|FIGHTER||Virtual Aircraft Museum / USA / Curtiss|
The XP-31 or Curtiss Shrike of 1932-3 was an all-metal, low wing, strut-braced fighter design which drew heavily upon the characteristics of the manufacturer's A-8 Shrike (enclosed cockpit, trailing edge flaps and leading-edge slots), but failed to attain the A-8's production status. The sole prototype XP-31, at first designated XP-934, marked a step forward for Glenn L. Curtiss's fighter team but arrived on the scene just when the comparable Boeing P-26 'Peashooter' had already proven itself superior in most aspects of performance.
First flown in July 1932 with a 522kW Wright R-1820-4 Cyclone engine, the XP-31 was immediately found to be underpowered. Though the purpose seems unclear, the sole airframe was re-engined with a 447kW Curtiss V-1570 Conqueror powerplant which, in 1933 flight tests, offered no improvement of any kind. Slower than the P-26, short-legged with its scant 595km range, the XP-31 helped Curtiss to upgrade its design and structural thinking at a time when the monoplane was clearly the aircraft of the future. But it was also, in many respects, an anachronism. Its non-retractable landing gear and drag-inducing wing struts were the last to appear on a USAAC fighter. Furthermore the XP-31, although very small by comparison with other pursuit ships of its day, was unduly heavy. Swift in name only and apparently very demanding on maintenance resources, the XP-31 was rigorously tested and underwent various minor modifications in the early 1930s, but it belonged to the past more than the future.

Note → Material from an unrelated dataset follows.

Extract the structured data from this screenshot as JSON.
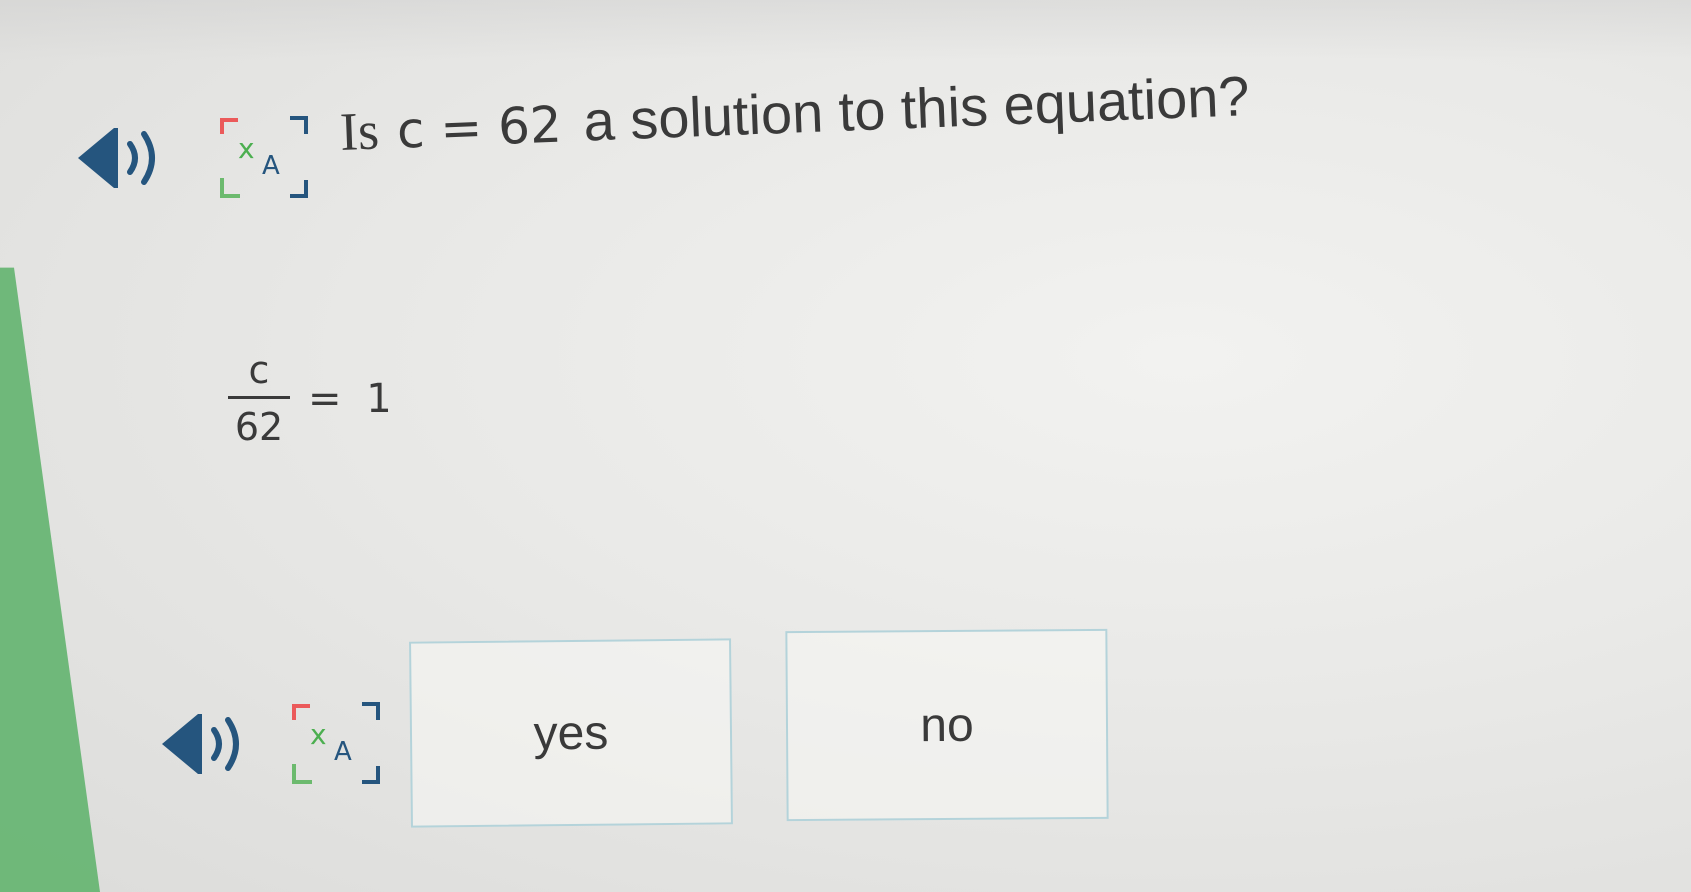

It was not chosen for production and did not, directly, lead to any later designs. The existing XP-31 is understood to have been scrapped in 1935.